used for this algae photo-bioreactor panels as the envelop glass
and solar radiation absorber.
With consideration of other experiments results in the
literature, wind flow in the buildings integrated SC may not strong
enough to generate electricity, but efficient natural ventilation is
generally obvious, especially for high-rise buildings as they offer
higher air-pressure variance and bigger solar radiation receiver
surface. Three types of SC, namely outside-wall SC, elevator shaft
SC and atrium SC, can be integrated with high-rise buildings. For
better promoting and evaluating natural ventilation in high-rise
buildings, parametric study with CFD simulation and physical
experiments are proposed.
Wang B, Adolphe L, Léa D COT (2014) New building typology for solar chimney electricity. In: Cavallo R, Komossa S, Marzot N, Pont MB, Kuijper J (Eds), New urban configurations. IOS Press: Amsterdam p: 293-298.

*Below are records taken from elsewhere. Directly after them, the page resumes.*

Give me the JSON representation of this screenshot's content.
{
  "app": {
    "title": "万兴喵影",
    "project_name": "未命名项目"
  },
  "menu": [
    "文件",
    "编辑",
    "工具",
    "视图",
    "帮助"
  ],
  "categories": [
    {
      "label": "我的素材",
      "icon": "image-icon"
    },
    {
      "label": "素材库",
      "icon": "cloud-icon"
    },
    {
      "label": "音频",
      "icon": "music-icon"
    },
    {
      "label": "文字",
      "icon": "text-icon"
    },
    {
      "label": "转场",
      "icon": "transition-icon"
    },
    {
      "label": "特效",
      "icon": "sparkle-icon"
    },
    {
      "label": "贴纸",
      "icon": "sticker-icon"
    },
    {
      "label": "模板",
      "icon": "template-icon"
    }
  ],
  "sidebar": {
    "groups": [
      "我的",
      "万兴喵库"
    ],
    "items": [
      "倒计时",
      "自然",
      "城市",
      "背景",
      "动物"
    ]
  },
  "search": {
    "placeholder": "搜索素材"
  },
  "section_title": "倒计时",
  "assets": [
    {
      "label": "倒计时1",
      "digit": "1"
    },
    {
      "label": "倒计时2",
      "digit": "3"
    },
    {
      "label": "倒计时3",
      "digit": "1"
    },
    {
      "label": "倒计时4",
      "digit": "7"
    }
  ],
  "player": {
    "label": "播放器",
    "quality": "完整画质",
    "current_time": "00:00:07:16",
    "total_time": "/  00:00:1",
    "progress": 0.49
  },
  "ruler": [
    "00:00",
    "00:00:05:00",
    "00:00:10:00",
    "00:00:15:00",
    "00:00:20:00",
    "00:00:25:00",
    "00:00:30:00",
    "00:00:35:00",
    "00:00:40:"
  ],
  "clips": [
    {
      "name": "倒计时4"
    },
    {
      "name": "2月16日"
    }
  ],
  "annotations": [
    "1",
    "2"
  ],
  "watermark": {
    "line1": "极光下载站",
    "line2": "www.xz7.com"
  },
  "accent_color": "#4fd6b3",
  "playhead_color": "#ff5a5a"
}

Zha XY, Zhang J, Qin MH (2017) Experimental and Numerical Studies of Solar Chimney for Ventilation in Low Energy Buildings. 10th International Symposium on Heating, Ventilation and Air Conditioning, ISHVAC2017, Jinan, China Procedia Engineering 205: 1612-1619.
Ayadi A, Nasraoui H, Bouabidi A, Driss Z, Bsisa M et al. (2018) Effect of the turbulence model on the simulation of the air flow in a solar chimney. International Journal of Thermal Sciences 130: 423-434.
Cervera R, Pioz J (2015) Architectural Bio-Photo Reactors: Harvesting Microalgae on the Surface of Architecture, en Pacheco Torgal et al.(ed.), Biotechnologies and Biomimetics for Civil Engineering, New York.